What the exercise asks:
Could you say how many lines below contain the word "icon"? Give the number with no other text.

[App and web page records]
# # #

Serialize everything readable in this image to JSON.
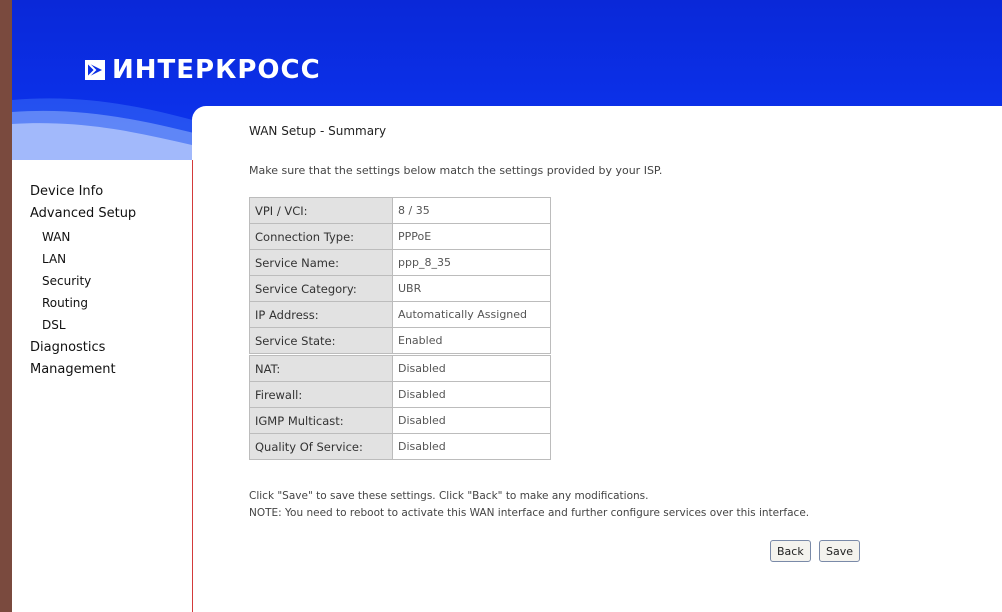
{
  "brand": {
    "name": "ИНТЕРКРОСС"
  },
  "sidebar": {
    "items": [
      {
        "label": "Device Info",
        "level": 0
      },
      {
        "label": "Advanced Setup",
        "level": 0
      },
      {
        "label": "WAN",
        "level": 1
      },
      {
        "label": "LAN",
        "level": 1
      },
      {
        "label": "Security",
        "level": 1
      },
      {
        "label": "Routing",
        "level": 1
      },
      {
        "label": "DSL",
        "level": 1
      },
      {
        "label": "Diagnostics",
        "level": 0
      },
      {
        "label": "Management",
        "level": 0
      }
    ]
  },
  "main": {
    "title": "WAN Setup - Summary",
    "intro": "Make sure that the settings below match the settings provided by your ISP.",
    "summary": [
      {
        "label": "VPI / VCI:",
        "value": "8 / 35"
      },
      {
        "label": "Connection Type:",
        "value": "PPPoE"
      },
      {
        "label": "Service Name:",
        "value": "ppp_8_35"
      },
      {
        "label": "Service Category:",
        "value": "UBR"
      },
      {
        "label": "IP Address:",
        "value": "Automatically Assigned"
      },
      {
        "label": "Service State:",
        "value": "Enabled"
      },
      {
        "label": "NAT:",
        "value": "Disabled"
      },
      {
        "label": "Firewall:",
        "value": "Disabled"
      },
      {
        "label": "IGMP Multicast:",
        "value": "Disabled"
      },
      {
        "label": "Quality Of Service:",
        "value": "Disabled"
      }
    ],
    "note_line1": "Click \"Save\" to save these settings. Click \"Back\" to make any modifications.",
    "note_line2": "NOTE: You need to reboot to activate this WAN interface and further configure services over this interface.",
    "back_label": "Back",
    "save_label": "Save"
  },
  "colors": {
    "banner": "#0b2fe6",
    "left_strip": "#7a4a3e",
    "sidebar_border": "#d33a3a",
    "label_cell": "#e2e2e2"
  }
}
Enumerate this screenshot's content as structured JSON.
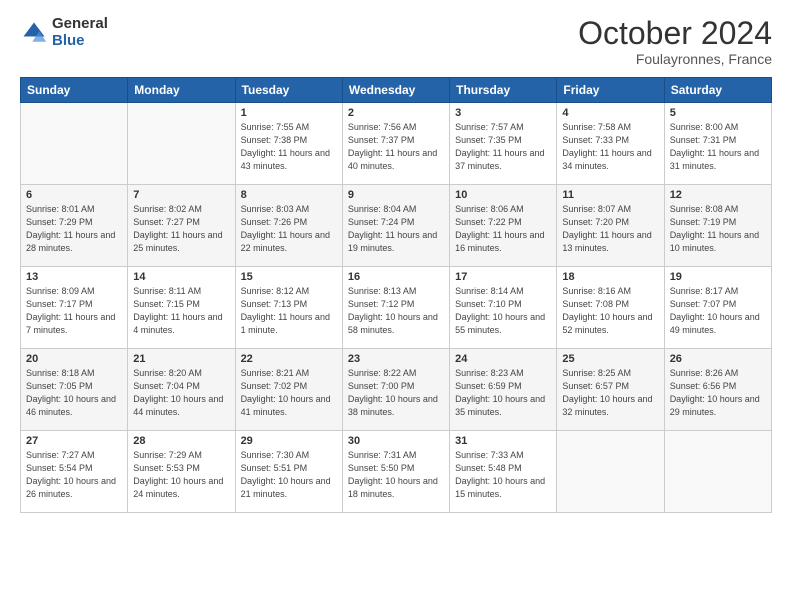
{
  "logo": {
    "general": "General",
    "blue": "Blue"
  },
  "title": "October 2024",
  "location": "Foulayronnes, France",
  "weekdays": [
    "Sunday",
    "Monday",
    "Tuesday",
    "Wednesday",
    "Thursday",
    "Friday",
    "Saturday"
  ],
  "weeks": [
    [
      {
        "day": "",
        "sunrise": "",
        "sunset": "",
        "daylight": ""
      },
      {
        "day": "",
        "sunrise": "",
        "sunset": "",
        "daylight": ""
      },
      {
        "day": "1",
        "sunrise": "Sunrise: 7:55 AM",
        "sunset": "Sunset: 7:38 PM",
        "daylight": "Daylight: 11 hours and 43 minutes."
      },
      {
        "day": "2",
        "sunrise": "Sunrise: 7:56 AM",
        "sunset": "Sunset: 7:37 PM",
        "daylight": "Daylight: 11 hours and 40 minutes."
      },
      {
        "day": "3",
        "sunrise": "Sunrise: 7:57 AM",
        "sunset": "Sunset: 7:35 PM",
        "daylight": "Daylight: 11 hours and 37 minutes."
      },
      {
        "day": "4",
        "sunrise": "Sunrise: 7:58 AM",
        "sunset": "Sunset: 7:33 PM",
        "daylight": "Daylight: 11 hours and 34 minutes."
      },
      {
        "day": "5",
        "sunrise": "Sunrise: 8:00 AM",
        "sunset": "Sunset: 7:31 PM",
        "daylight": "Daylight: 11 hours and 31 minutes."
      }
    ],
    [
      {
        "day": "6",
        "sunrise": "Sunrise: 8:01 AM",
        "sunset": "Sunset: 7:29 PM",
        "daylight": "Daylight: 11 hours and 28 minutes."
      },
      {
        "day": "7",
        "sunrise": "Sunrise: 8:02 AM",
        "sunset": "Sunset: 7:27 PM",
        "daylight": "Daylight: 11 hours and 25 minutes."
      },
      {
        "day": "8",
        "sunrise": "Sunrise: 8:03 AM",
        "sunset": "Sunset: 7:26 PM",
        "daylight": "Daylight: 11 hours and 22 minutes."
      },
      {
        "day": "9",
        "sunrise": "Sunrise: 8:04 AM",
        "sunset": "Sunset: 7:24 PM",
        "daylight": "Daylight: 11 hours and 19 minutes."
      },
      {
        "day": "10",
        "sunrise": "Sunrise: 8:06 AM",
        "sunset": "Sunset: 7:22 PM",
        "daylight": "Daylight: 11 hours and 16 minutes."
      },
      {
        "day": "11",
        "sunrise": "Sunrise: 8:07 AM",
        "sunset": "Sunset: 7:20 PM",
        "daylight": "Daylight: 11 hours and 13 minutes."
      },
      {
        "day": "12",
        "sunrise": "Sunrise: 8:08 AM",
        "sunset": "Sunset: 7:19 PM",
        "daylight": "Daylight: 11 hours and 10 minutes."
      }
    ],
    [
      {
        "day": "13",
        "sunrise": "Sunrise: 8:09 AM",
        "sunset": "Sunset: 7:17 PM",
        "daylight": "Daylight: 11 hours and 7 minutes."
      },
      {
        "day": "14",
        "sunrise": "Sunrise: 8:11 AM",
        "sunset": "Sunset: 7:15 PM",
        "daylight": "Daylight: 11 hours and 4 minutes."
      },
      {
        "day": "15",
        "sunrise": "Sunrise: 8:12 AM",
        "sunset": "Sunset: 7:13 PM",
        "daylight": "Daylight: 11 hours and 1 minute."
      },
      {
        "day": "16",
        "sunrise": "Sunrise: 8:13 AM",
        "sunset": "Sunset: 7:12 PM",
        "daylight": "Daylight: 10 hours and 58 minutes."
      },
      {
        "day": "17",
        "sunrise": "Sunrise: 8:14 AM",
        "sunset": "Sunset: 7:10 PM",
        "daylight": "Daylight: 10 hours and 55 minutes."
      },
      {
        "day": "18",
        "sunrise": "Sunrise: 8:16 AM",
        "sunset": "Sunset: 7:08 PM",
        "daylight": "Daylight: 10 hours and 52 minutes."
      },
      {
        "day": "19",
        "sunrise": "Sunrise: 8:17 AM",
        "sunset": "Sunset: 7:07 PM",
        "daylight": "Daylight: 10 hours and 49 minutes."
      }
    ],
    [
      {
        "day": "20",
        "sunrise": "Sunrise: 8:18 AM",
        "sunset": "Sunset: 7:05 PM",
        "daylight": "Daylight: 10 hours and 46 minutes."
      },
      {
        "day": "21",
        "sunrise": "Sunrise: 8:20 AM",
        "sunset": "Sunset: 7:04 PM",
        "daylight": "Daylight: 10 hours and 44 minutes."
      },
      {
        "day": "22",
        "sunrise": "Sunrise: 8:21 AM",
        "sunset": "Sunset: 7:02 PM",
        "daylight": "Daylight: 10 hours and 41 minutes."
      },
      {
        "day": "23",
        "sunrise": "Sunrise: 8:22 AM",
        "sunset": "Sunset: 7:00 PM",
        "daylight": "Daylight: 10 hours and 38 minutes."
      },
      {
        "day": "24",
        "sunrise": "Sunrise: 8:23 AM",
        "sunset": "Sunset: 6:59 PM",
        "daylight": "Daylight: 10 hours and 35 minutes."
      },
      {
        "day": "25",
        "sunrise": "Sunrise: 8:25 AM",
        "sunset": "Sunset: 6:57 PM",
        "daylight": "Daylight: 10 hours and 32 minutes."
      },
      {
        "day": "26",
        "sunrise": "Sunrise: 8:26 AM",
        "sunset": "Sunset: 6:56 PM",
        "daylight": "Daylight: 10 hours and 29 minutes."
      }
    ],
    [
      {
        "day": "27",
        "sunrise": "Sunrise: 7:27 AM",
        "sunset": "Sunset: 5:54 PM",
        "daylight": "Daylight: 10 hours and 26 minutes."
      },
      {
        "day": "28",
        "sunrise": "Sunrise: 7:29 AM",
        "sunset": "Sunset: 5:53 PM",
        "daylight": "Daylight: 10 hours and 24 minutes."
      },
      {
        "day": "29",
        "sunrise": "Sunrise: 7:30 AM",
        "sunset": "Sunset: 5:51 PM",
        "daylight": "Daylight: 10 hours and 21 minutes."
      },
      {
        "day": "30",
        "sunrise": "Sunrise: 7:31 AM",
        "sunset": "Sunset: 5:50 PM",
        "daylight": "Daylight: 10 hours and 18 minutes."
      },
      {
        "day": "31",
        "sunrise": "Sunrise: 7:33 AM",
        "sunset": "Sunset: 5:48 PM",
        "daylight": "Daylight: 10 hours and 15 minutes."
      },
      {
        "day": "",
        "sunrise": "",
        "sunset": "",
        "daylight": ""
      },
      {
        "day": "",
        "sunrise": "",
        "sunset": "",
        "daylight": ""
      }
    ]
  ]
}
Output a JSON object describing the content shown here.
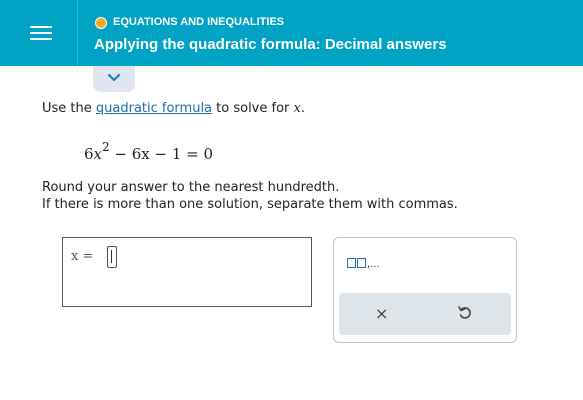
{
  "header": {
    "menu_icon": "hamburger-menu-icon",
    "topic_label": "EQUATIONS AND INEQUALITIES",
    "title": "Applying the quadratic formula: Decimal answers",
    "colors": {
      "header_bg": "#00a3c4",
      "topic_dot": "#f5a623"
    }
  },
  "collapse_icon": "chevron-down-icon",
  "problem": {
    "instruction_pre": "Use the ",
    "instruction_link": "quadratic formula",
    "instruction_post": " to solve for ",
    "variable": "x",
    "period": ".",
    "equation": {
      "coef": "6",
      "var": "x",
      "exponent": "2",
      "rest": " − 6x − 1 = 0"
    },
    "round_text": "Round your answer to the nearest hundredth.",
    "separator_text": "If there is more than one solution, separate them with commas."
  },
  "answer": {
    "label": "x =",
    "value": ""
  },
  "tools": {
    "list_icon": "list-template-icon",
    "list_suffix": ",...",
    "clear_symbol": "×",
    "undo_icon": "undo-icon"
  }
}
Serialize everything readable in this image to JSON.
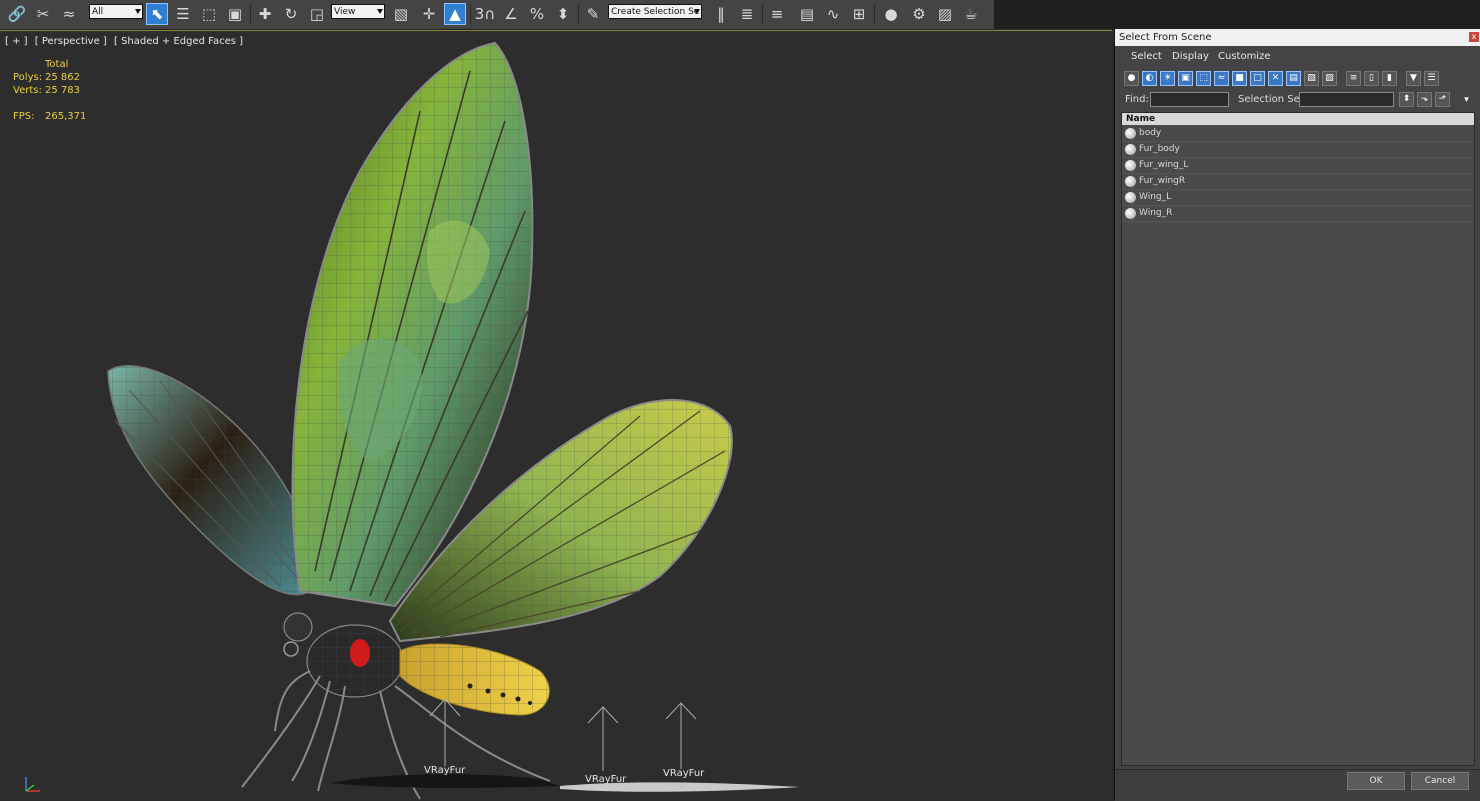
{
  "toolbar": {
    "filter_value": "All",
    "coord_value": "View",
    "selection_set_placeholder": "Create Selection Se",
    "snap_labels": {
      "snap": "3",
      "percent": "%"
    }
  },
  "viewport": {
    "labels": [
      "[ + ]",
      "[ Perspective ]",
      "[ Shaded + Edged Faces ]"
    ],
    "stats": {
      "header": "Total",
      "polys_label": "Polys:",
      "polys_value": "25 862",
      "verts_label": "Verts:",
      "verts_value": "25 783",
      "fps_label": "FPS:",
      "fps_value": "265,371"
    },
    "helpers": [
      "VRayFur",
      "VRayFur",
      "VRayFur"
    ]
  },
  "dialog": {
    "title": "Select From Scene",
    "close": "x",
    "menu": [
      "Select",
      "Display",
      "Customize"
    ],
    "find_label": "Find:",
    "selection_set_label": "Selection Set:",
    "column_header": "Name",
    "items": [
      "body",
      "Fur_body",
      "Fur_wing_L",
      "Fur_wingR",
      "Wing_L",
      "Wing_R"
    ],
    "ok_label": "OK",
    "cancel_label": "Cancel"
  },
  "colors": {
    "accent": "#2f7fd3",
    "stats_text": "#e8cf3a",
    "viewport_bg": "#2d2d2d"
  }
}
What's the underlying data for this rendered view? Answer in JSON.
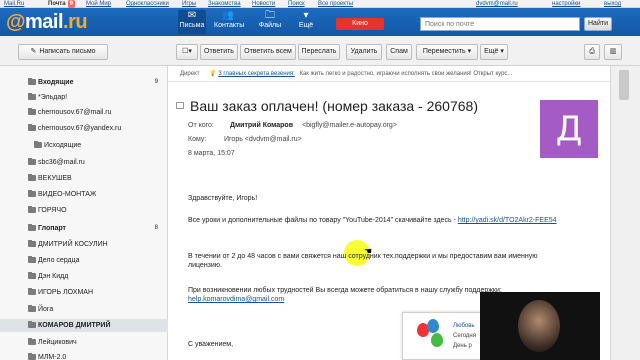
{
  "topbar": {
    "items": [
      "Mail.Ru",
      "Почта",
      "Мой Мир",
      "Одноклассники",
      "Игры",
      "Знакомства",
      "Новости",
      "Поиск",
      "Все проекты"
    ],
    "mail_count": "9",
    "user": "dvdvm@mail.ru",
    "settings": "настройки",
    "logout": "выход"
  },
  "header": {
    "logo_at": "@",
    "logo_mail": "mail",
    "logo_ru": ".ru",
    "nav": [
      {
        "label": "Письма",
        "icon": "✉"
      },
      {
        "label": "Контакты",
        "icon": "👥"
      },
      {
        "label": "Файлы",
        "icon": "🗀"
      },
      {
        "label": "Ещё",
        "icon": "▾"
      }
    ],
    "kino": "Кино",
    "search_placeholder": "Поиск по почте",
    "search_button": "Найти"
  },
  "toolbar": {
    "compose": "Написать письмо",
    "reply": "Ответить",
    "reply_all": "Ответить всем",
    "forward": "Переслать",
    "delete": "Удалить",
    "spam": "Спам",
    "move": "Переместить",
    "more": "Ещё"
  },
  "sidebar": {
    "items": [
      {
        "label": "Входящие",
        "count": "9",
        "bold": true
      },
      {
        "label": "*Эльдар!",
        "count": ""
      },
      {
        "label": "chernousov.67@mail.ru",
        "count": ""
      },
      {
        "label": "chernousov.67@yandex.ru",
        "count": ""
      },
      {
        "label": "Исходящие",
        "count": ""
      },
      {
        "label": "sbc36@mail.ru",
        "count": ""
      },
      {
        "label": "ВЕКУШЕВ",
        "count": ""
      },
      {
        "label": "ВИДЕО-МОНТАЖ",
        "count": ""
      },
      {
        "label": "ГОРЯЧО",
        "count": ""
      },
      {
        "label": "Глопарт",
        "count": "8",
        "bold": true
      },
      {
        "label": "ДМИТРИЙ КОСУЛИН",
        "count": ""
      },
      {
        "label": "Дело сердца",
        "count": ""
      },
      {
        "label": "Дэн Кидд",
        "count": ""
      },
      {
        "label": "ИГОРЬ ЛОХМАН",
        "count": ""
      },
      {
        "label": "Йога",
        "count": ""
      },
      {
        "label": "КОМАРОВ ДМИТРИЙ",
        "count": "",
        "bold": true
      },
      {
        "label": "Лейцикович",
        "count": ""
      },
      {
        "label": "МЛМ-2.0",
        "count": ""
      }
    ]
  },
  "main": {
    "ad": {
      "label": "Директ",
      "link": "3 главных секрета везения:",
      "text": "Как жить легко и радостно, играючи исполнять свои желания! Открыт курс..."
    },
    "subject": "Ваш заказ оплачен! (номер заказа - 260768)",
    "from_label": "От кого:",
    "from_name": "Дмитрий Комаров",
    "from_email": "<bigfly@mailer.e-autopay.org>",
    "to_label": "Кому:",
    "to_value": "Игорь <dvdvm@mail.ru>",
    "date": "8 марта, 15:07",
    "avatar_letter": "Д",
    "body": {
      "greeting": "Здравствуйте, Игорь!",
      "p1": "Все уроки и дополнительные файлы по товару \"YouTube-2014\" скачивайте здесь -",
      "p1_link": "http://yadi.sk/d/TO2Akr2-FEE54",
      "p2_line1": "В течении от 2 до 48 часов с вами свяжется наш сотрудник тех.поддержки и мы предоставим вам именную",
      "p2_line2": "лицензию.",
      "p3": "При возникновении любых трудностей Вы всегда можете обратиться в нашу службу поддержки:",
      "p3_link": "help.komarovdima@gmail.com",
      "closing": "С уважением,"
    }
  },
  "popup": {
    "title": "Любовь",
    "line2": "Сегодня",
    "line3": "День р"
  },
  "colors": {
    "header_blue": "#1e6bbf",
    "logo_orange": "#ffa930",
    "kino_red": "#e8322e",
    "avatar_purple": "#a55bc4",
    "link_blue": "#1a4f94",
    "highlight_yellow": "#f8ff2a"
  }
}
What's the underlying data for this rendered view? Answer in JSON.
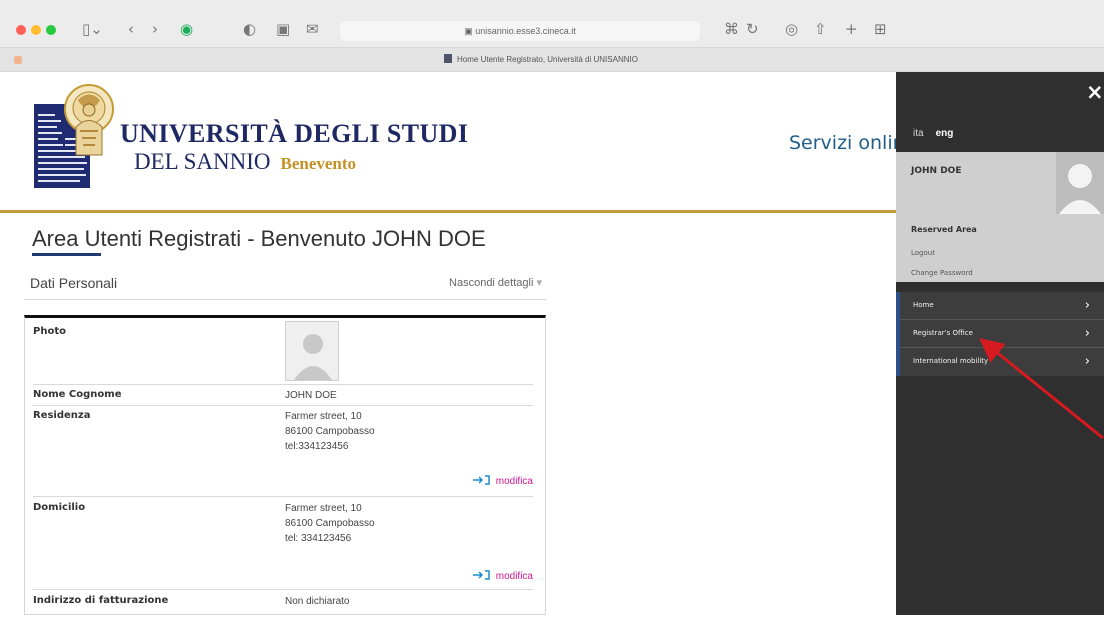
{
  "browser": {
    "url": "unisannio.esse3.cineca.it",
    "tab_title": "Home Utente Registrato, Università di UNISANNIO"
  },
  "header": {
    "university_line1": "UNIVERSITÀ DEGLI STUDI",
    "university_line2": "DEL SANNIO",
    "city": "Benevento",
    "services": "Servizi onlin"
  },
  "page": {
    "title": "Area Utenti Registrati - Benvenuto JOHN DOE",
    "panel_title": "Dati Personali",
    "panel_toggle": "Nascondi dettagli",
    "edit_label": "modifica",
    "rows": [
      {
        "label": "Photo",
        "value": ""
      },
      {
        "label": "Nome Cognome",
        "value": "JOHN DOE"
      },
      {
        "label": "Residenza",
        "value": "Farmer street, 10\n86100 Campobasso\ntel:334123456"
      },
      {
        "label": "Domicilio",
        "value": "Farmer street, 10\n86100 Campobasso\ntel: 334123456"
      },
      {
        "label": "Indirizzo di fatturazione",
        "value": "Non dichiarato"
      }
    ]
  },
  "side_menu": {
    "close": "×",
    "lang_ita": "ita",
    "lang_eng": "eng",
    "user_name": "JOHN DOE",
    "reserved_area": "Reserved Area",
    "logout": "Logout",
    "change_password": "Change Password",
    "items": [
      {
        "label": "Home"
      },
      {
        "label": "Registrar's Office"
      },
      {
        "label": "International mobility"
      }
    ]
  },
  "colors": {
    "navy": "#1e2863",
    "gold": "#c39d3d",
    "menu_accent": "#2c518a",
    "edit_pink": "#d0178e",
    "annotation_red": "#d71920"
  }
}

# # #

Exercise solution:
8